Visionary Art History

BY

Phoenix & Arabeth
2002


"The artist is an unconscious metaphysician; he does not copy empirical reality, but transcends it. He seeks the eternal lying in the things and shapes of the world. When he expresses these in forms, colours, and sounds he reveals the inner essence of things. This revelation of art ranks with that of religion and philosophy and is its complement."
----Paul Deussen, in 'Vedanta, Plato, and Kant'



The entire history of art is permeated with representations of the visionary world. Trance-induced visions have inspired and been rendered by artists since the stone age, as a thorough global investigation of cave paintings and rock art clearly attests. Some of the earliest known human figurines exhibit body art, painted or tattooed, which optically change the forms of the bodies depicted, using the visionary devise of double-imaging. The origin of all the arts is shamanism (a term which refers to the spiritual tradition of tribal and primitive peoples worldwide, involving similar perceptions of and methods for interacting with the divine).

Indigenous art produced for millennia by shamans (female and male) from innumerable tribes was designed to help feed, protect, heal, tell the story of, and transform individuals and the whole community. Men and women have always known that we are part of something much greater than ourselves.... stoneage people may have been "primative" but they were not dumb. And it must have been clear as well that an occasional image-maker came into the tribe who clearly was able to touch or to be touched by the divine eternal source, and this person's symbols and drawings shared that touch with the tribe.

Magical symbols were invented and empowered by artists in the caves, tattooed upon their bodies in patterns later copied by weavers for clothing. Writing eventually evolved from these mystic signs.

The highest achievement of shamanic culture is that of ancient Egypt for nearly 3,000 years. Egypt is recognized as the progenitor of Greek, Roman and West African cultures (amongst others), and highly developed the arts. The Egyptians accurately depicted both the real world, and with the help of symbolism, also depicted the visionary world of gods and goddesses, the afterlife, etc. Modern art in the West can easily be traced back to Egypt. Asia and the Pacific have a different cultural current, equally inspired by visionary shamans, through the ancient cultures of Indus Valley and China.

Various means have been employed by humans to tap into the "divine communications" circuit of the brain. For example, some primitive tribes (such as the Huichol) clearly rely heavily on psychedelic plants for the induction of trance states, while others (such as West African tribes) use drums, chants and ecstatic dance to get there.

As civilization, writing, trade, etc. developed, certain very powerful and resonant visions of individuals were recorded and communal spiritual traditions sprouted, grew, and were organized and reorganized as religions after, sometimes centuries after, the life of the visionary.

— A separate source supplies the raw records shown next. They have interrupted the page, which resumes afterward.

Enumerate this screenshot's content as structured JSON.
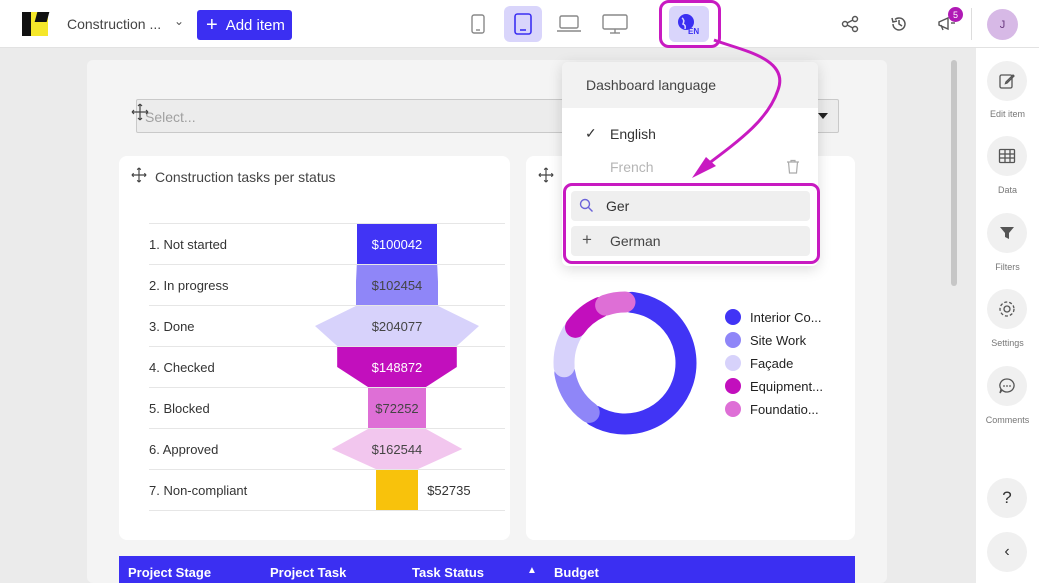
{
  "header": {
    "title": "Construction ...",
    "add_item_label": "Add item",
    "lang_badge": "EN",
    "notification_count": "5",
    "avatar_initial": "J"
  },
  "filter": {
    "placeholder": "Select..."
  },
  "funnel_card": {
    "title": "Construction tasks per status",
    "rows": [
      {
        "label": "1. Not started",
        "value": "$100042"
      },
      {
        "label": "2. In progress",
        "value": "$102454"
      },
      {
        "label": "3. Done",
        "value": "$204077"
      },
      {
        "label": "4. Checked",
        "value": "$148872"
      },
      {
        "label": "5. Blocked",
        "value": "$72252"
      },
      {
        "label": "6. Approved",
        "value": "$162544"
      },
      {
        "label": "7. Non-compliant",
        "value": "$52735"
      }
    ]
  },
  "donut_card": {
    "legend": [
      "Interior Co...",
      "Site Work",
      "Façade",
      "Equipment...",
      "Foundatio..."
    ]
  },
  "table": {
    "headers": [
      "Project Stage",
      "Project Task",
      "Task Status",
      "Budget"
    ]
  },
  "language_dropdown": {
    "title": "Dashboard language",
    "languages": [
      "English",
      "French"
    ],
    "search_value": "Ger",
    "add_option": "German"
  },
  "sidebar": {
    "items": [
      "Edit item",
      "Data",
      "Filters",
      "Settings",
      "Comments"
    ],
    "help": "?",
    "collapse": "‹"
  },
  "colors": {
    "accent": "#3b2ff2",
    "highlight": "#c81ac1",
    "series": [
      "#4134f5",
      "#8f86f8",
      "#d7d2fb",
      "#c20fbd",
      "#de6fd6",
      "#f2c6ee",
      "#f8c20c"
    ]
  },
  "chart_data": [
    {
      "type": "bar",
      "title": "Construction tasks per status",
      "categories": [
        "1. Not started",
        "2. In progress",
        "3. Done",
        "4. Checked",
        "5. Blocked",
        "6. Approved",
        "7. Non-compliant"
      ],
      "values": [
        100042,
        102454,
        204077,
        148872,
        72252,
        162544,
        52735
      ]
    },
    {
      "type": "pie",
      "categories": [
        "Interior Co...",
        "Site Work",
        "Façade",
        "Equipment...",
        "Foundatio..."
      ],
      "values": [
        55,
        12,
        9,
        8,
        5
      ]
    }
  ]
}
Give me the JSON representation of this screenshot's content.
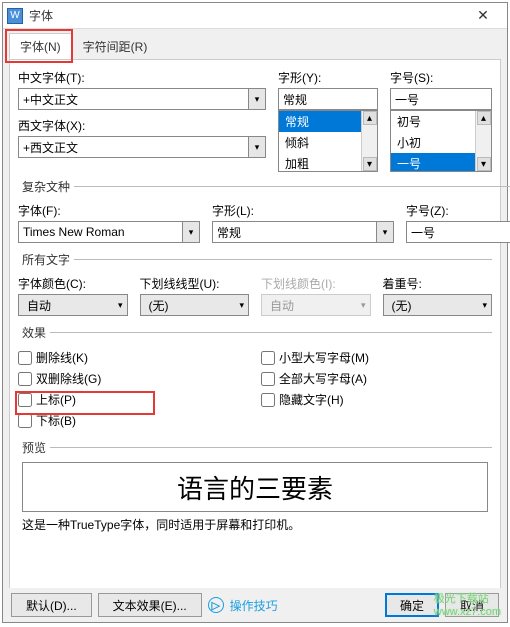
{
  "title": "字体",
  "close_symbol": "✕",
  "tabs": {
    "font": "字体(N)",
    "spacing": "字符间距(R)"
  },
  "labels": {
    "chinese_font": "中文字体(T):",
    "western_font": "西文字体(X):",
    "style": "字形(Y):",
    "size": "字号(S):",
    "complex_section": "复杂文种",
    "font_f": "字体(F):",
    "style_l": "字形(L):",
    "size_z": "字号(Z):",
    "all_text_section": "所有文字",
    "font_color": "字体颜色(C):",
    "underline_type": "下划线线型(U):",
    "underline_color": "下划线颜色(I):",
    "emphasis": "着重号:",
    "effects_section": "效果",
    "strike": "删除线(K)",
    "double_strike": "双删除线(G)",
    "superscript": "上标(P)",
    "subscript": "下标(B)",
    "small_caps": "小型大写字母(M)",
    "all_caps": "全部大写字母(A)",
    "hidden": "隐藏文字(H)",
    "preview_section": "预览",
    "desc_text": "这是一种TrueType字体，同时适用于屏幕和打印机。"
  },
  "values": {
    "chinese_font": "+中文正文",
    "western_font": "+西文正文",
    "style_input": "常规",
    "size_input": "一号",
    "style_options": [
      "常规",
      "倾斜",
      "加粗"
    ],
    "size_options": [
      "初号",
      "小初",
      "一号"
    ],
    "complex_font": "Times New Roman",
    "complex_style": "常规",
    "complex_size": "一号",
    "font_color": "自动",
    "underline": "(无)",
    "underline_color": "自动",
    "emphasis": "(无)",
    "preview_text": "语言的三要素"
  },
  "buttons": {
    "default": "默认(D)...",
    "text_effects": "文本效果(E)...",
    "tips": "操作技巧",
    "ok": "确定",
    "cancel": "取消"
  },
  "watermark": {
    "brand": "极光下载站",
    "url": "www.xz7.com"
  }
}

Religions tend to use artists to support by repetition, ie. to re-draw, an original myth, or group of myths, and they tend to discourage their participants (and their artists) from actually experiencing their own visions. Though some mystic traditions do exists, such as the Sufis, many organized religions want the individual to come to the chuch/temple/mosque to hear or see their visions, and to pay for that "service". Religions, often supported by doctors and governments, tend to discourage and create fear of any extraordinary personal visionary experience, and typically brand such visions as evil, horrific things.

"There is nothing on this earth that is good or bad, but what thinking makes it so."

------ William Shakespeare


The mind is a mysterious thing, as is the Universe. Is there any difference? In ancient Greece, and other places too, psychodrama (such as the Eleusinian Mysteries) was employed to give each individual at least one personal vision quest that could be the spiritually organizing aspect of their entire life. Typically in visionary experience the Ego is dissolved, and the little self is put directly in touch with the divine Self. The immutable connection with Eternal Source is clarified and "locked-in". This highly charged emotion affects the psyche for the rest of one's life.

We believe it is the proper role of the visionary artist to both authentically communicate their personal vision, and also to contribute visionary imagery that can have a positive, creative, constructive and/or healing effect on the viewer and the community. Ideally visionary art can help the viewer in some small way to be inspired to find some inner peace and live an ecstatic, productive, healthy and happy life.